Go through the data underneath and copy every line exactly.

Dataset records: Begin

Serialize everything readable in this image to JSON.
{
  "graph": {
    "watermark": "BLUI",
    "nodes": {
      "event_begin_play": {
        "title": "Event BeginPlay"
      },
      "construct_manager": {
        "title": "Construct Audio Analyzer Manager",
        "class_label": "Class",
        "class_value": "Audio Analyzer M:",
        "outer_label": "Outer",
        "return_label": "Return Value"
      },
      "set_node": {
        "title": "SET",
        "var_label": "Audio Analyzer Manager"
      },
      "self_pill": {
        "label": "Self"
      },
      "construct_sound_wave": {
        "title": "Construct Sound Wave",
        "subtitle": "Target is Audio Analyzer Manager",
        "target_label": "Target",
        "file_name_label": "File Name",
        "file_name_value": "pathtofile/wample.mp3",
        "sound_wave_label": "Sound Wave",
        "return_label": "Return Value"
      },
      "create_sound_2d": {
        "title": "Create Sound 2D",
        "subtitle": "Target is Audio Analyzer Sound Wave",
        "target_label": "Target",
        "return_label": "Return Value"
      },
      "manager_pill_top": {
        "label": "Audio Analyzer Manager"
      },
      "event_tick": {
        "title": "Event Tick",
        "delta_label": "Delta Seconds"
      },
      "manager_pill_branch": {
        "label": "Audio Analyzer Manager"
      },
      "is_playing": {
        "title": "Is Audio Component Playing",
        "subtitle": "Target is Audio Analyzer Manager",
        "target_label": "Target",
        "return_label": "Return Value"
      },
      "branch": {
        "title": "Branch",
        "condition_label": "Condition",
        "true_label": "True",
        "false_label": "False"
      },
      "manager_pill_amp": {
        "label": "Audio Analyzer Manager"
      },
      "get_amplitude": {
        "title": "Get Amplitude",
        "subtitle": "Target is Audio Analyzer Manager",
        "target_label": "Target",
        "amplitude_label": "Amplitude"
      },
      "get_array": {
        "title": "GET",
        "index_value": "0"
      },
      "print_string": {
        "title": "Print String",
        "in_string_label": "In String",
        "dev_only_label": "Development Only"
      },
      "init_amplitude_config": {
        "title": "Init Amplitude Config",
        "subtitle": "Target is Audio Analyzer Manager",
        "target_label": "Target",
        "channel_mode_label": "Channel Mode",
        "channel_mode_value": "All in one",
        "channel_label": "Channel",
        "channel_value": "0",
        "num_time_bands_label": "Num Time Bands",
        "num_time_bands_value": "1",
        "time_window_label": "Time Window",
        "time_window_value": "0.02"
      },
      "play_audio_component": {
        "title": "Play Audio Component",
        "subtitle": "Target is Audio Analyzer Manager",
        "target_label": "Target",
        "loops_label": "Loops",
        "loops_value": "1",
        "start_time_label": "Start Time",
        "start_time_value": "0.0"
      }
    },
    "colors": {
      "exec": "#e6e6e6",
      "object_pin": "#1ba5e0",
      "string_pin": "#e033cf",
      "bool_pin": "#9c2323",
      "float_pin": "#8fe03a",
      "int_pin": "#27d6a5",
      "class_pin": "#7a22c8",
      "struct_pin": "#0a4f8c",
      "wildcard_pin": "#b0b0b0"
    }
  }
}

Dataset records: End

→ **Answer to this task**
Serialize everything readable in this image to JSON.
{
  "graph": {
    "watermark": "BLUI",
    "nodes": {
      "event_begin_play": {
        "title": "Event BeginPlay"
      },
      "construct_manager": {
        "title": "Construct Audio Analyzer Manager",
        "class_label": "Class",
        "class_value": "Audio Analyzer M:",
        "outer_label": "Outer",
        "return_label": "Return Value"
      },
      "set_node": {
        "title": "SET",
        "var_label": "Audio Analyzer Manager"
      },
      "self_pill": {
        "label": "Self"
      },
      "construct_sound_wave": {
        "title": "Construct Sound Wave",
        "subtitle": "Target is Audio Analyzer Manager",
        "target_label": "Target",
        "file_name_label": "File Name",
        "file_name_value": "pathtofile/wample.mp3",
        "sound_wave_label": "Sound Wave",
        "return_label": "Return Value"
      },
      "create_sound_2d": {
        "title": "Create Sound 2D",
        "subtitle": "Target is Audio Analyzer Sound Wave",
        "target_label": "Target",
        "return_label": "Return Value"
      },
      "manager_pill_top": {
        "label": "Audio Analyzer Manager"
      },
      "event_tick": {
        "title": "Event Tick",
        "delta_label": "Delta Seconds"
      },
      "manager_pill_branch": {
        "label": "Audio Analyzer Manager"
      },
      "is_playing": {
        "title": "Is Audio Component Playing",
        "subtitle": "Target is Audio Analyzer Manager",
        "target_label": "Target",
        "return_label": "Return Value"
      },
      "branch": {
        "title": "Branch",
        "condition_label": "Condition",
        "true_label": "True",
        "false_label": "False"
      },
      "manager_pill_amp": {
        "label": "Audio Analyzer Manager"
      },
      "get_amplitude": {
        "title": "Get Amplitude",
        "subtitle": "Target is Audio Analyzer Manager",
        "target_label": "Target",
        "amplitude_label": "Amplitude"
      },
      "get_array": {
        "title": "GET",
        "index_value": "0"
      },
      "print_string": {
        "title": "Print String",
        "in_string_label": "In String",
        "dev_only_label": "Development Only"
      },
      "init_amplitude_config": {
        "title": "Init Amplitude Config",
        "subtitle": "Target is Audio Analyzer Manager",
        "target_label": "Target",
        "channel_mode_label": "Channel Mode",
        "channel_mode_value": "All in one",
        "channel_label": "Channel",
        "channel_value": "0",
        "num_time_bands_label": "Num Time Bands",
        "num_time_bands_value": "1",
        "time_window_label": "Time Window",
        "time_window_value": "0.02"
      },
      "play_audio_component": {
        "title": "Play Audio Component",
        "subtitle": "Target is Audio Analyzer Manager",
        "target_label": "Target",
        "loops_label": "Loops",
        "loops_value": "1",
        "start_time_label": "Start Time",
        "start_time_value": "0.0"
      }
    },
    "colors": {
      "exec": "#e6e6e6",
      "object_pin": "#1ba5e0",
      "string_pin": "#e033cf",
      "bool_pin": "#9c2323",
      "float_pin": "#8fe03a",
      "int_pin": "#27d6a5",
      "class_pin": "#7a22c8",
      "struct_pin": "#0a4f8c",
      "wildcard_pin": "#b0b0b0"
    }
  }
}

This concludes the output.